When a record contains an image, skip the image and retype the rest of that record exactly.

■ ■ ■ ■ ■

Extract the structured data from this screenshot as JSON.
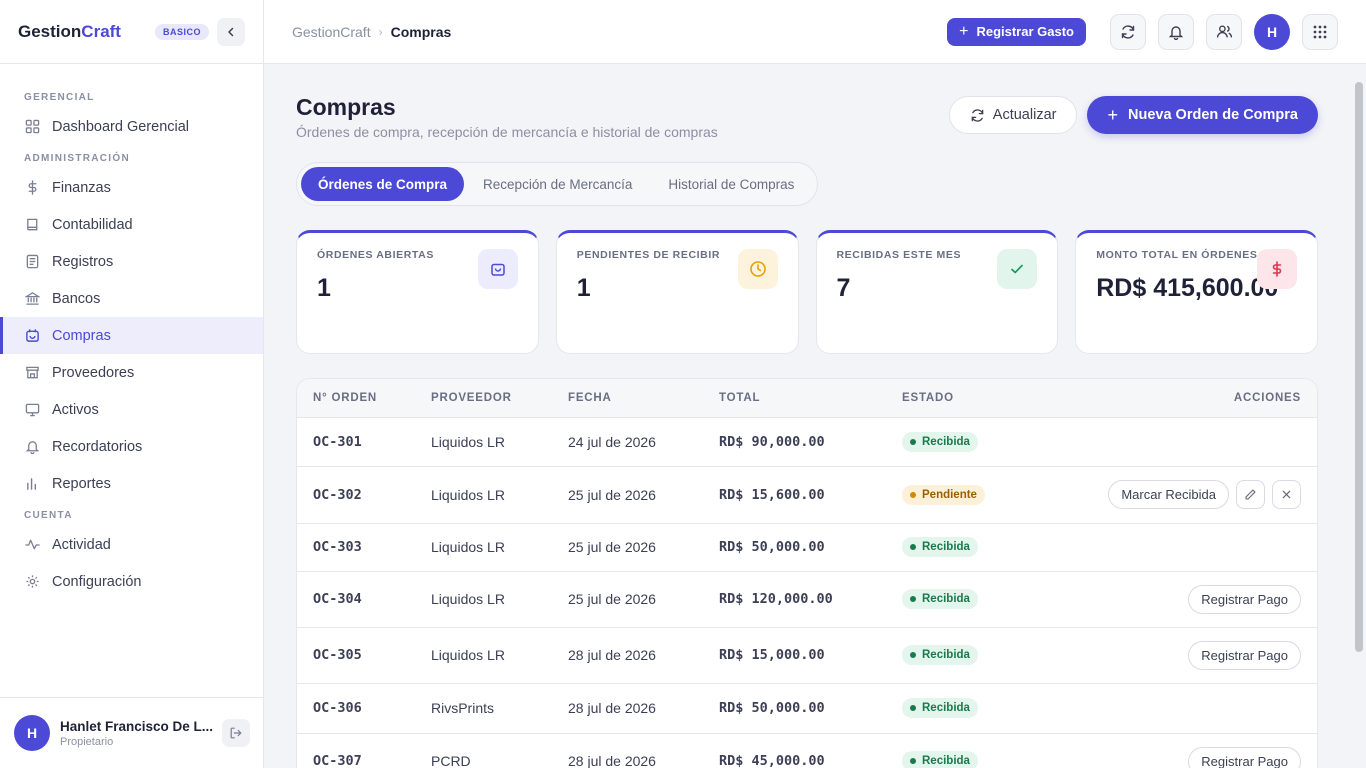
{
  "app": {
    "brand_part1": "Gestion",
    "brand_part2": "Craft",
    "plan": "BASICO"
  },
  "sidebar": {
    "sections": [
      {
        "title": "GERENCIAL",
        "items": [
          {
            "label": "Dashboard Gerencial",
            "icon": "grid-icon"
          }
        ]
      },
      {
        "title": "ADMINISTRACIÓN",
        "items": [
          {
            "label": "Finanzas",
            "icon": "dollar-icon"
          },
          {
            "label": "Contabilidad",
            "icon": "book-icon"
          },
          {
            "label": "Registros",
            "icon": "document-icon"
          },
          {
            "label": "Bancos",
            "icon": "bank-icon"
          },
          {
            "label": "Compras",
            "icon": "basket-icon",
            "active": true
          },
          {
            "label": "Proveedores",
            "icon": "store-icon"
          },
          {
            "label": "Activos",
            "icon": "monitor-icon"
          },
          {
            "label": "Recordatorios",
            "icon": "bell-icon"
          },
          {
            "label": "Reportes",
            "icon": "bar-chart-icon"
          }
        ]
      },
      {
        "title": "CUENTA",
        "items": [
          {
            "label": "Actividad",
            "icon": "activity-icon"
          },
          {
            "label": "Configuración",
            "icon": "gear-icon"
          }
        ]
      }
    ],
    "user": {
      "initial": "H",
      "name": "Hanlet Francisco De L...",
      "role": "Propietario"
    }
  },
  "topbar": {
    "breadcrumb_root": "GestionCraft",
    "breadcrumb_sep": "›",
    "breadcrumb_current": "Compras",
    "register_expense": "Registrar Gasto",
    "avatar_initial": "H"
  },
  "page": {
    "title": "Compras",
    "subtitle": "Órdenes de compra, recepción de mercancía e historial de compras",
    "refresh_label": "Actualizar",
    "new_order_label": "Nueva Orden de Compra",
    "tabs": [
      {
        "label": "Órdenes de Compra",
        "active": true
      },
      {
        "label": "Recepción de Mercancía"
      },
      {
        "label": "Historial de Compras"
      }
    ]
  },
  "stats": [
    {
      "label": "ÓRDENES ABIERTAS",
      "value": "1",
      "icon": "basket-icon",
      "color": "#4b49d6",
      "bg": "#ececfc"
    },
    {
      "label": "PENDIENTES DE RECIBIR",
      "value": "1",
      "icon": "clock-icon",
      "color": "#e5a00d",
      "bg": "#fdf3dc"
    },
    {
      "label": "RECIBIDAS ESTE MES",
      "value": "7",
      "icon": "check-icon",
      "color": "#1a9a5c",
      "bg": "#e2f5ec"
    },
    {
      "label": "MONTO TOTAL EN ÓRDENES",
      "value": "RD$ 415,600.00",
      "icon": "dollar-icon",
      "color": "#e0344f",
      "bg": "#fde6ea"
    }
  ],
  "table": {
    "headers": {
      "order": "N° ORDEN",
      "supplier": "PROVEEDOR",
      "date": "FECHA",
      "total": "TOTAL",
      "status": "ESTADO",
      "actions": "ACCIONES"
    },
    "rows": [
      {
        "order": "OC-301",
        "supplier": "Liquidos LR",
        "date": "24 jul de 2026",
        "total": "RD$ 90,000.00",
        "status": "Recibida",
        "status_type": "ok",
        "actions": []
      },
      {
        "order": "OC-302",
        "supplier": "Liquidos LR",
        "date": "25 jul de 2026",
        "total": "RD$ 15,600.00",
        "status": "Pendiente",
        "status_type": "pend",
        "actions": [
          "Marcar Recibida"
        ],
        "edit": true
      },
      {
        "order": "OC-303",
        "supplier": "Liquidos LR",
        "date": "25 jul de 2026",
        "total": "RD$ 50,000.00",
        "status": "Recibida",
        "status_type": "ok",
        "actions": []
      },
      {
        "order": "OC-304",
        "supplier": "Liquidos LR",
        "date": "25 jul de 2026",
        "total": "RD$ 120,000.00",
        "status": "Recibida",
        "status_type": "ok",
        "actions": [
          "Registrar Pago"
        ]
      },
      {
        "order": "OC-305",
        "supplier": "Liquidos LR",
        "date": "28 jul de 2026",
        "total": "RD$ 15,000.00",
        "status": "Recibida",
        "status_type": "ok",
        "actions": [
          "Registrar Pago"
        ]
      },
      {
        "order": "OC-306",
        "supplier": "RivsPrints",
        "date": "28 jul de 2026",
        "total": "RD$ 50,000.00",
        "status": "Recibida",
        "status_type": "ok",
        "actions": []
      },
      {
        "order": "OC-307",
        "supplier": "PCRD",
        "date": "28 jul de 2026",
        "total": "RD$ 45,000.00",
        "status": "Recibida",
        "status_type": "ok",
        "actions": [
          "Registrar Pago"
        ]
      }
    ]
  }
}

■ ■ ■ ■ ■

OUTPUT OF THE EXERCISE ::
Extract the structured data from this screenshot as JSON.
{
  "app": {
    "brand_part1": "Gestion",
    "brand_part2": "Craft",
    "plan": "BASICO"
  },
  "sidebar": {
    "sections": [
      {
        "title": "GERENCIAL",
        "items": [
          {
            "label": "Dashboard Gerencial",
            "icon": "grid-icon"
          }
        ]
      },
      {
        "title": "ADMINISTRACIÓN",
        "items": [
          {
            "label": "Finanzas",
            "icon": "dollar-icon"
          },
          {
            "label": "Contabilidad",
            "icon": "book-icon"
          },
          {
            "label": "Registros",
            "icon": "document-icon"
          },
          {
            "label": "Bancos",
            "icon": "bank-icon"
          },
          {
            "label": "Compras",
            "icon": "basket-icon",
            "active": true
          },
          {
            "label": "Proveedores",
            "icon": "store-icon"
          },
          {
            "label": "Activos",
            "icon": "monitor-icon"
          },
          {
            "label": "Recordatorios",
            "icon": "bell-icon"
          },
          {
            "label": "Reportes",
            "icon": "bar-chart-icon"
          }
        ]
      },
      {
        "title": "CUENTA",
        "items": [
          {
            "label": "Actividad",
            "icon": "activity-icon"
          },
          {
            "label": "Configuración",
            "icon": "gear-icon"
          }
        ]
      }
    ],
    "user": {
      "initial": "H",
      "name": "Hanlet Francisco De L...",
      "role": "Propietario"
    }
  },
  "topbar": {
    "breadcrumb_root": "GestionCraft",
    "breadcrumb_sep": "›",
    "breadcrumb_current": "Compras",
    "register_expense": "Registrar Gasto",
    "avatar_initial": "H"
  },
  "page": {
    "title": "Compras",
    "subtitle": "Órdenes de compra, recepción de mercancía e historial de compras",
    "refresh_label": "Actualizar",
    "new_order_label": "Nueva Orden de Compra",
    "tabs": [
      {
        "label": "Órdenes de Compra",
        "active": true
      },
      {
        "label": "Recepción de Mercancía"
      },
      {
        "label": "Historial de Compras"
      }
    ]
  },
  "stats": [
    {
      "label": "ÓRDENES ABIERTAS",
      "value": "1",
      "icon": "basket-icon",
      "color": "#4b49d6",
      "bg": "#ececfc"
    },
    {
      "label": "PENDIENTES DE RECIBIR",
      "value": "1",
      "icon": "clock-icon",
      "color": "#e5a00d",
      "bg": "#fdf3dc"
    },
    {
      "label": "RECIBIDAS ESTE MES",
      "value": "7",
      "icon": "check-icon",
      "color": "#1a9a5c",
      "bg": "#e2f5ec"
    },
    {
      "label": "MONTO TOTAL EN ÓRDENES",
      "value": "RD$ 415,600.00",
      "icon": "dollar-icon",
      "color": "#e0344f",
      "bg": "#fde6ea"
    }
  ],
  "table": {
    "headers": {
      "order": "N° ORDEN",
      "supplier": "PROVEEDOR",
      "date": "FECHA",
      "total": "TOTAL",
      "status": "ESTADO",
      "actions": "ACCIONES"
    },
    "rows": [
      {
        "order": "OC-301",
        "supplier": "Liquidos LR",
        "date": "24 jul de 2026",
        "total": "RD$ 90,000.00",
        "status": "Recibida",
        "status_type": "ok",
        "actions": []
      },
      {
        "order": "OC-302",
        "supplier": "Liquidos LR",
        "date": "25 jul de 2026",
        "total": "RD$ 15,600.00",
        "status": "Pendiente",
        "status_type": "pend",
        "actions": [
          "Marcar Recibida"
        ],
        "edit": true
      },
      {
        "order": "OC-303",
        "supplier": "Liquidos LR",
        "date": "25 jul de 2026",
        "total": "RD$ 50,000.00",
        "status": "Recibida",
        "status_type": "ok",
        "actions": []
      },
      {
        "order": "OC-304",
        "supplier": "Liquidos LR",
        "date": "25 jul de 2026",
        "total": "RD$ 120,000.00",
        "status": "Recibida",
        "status_type": "ok",
        "actions": [
          "Registrar Pago"
        ]
      },
      {
        "order": "OC-305",
        "supplier": "Liquidos LR",
        "date": "28 jul de 2026",
        "total": "RD$ 15,000.00",
        "status": "Recibida",
        "status_type": "ok",
        "actions": [
          "Registrar Pago"
        ]
      },
      {
        "order": "OC-306",
        "supplier": "RivsPrints",
        "date": "28 jul de 2026",
        "total": "RD$ 50,000.00",
        "status": "Recibida",
        "status_type": "ok",
        "actions": []
      },
      {
        "order": "OC-307",
        "supplier": "PCRD",
        "date": "28 jul de 2026",
        "total": "RD$ 45,000.00",
        "status": "Recibida",
        "status_type": "ok",
        "actions": [
          "Registrar Pago"
        ]
      }
    ]
  }
}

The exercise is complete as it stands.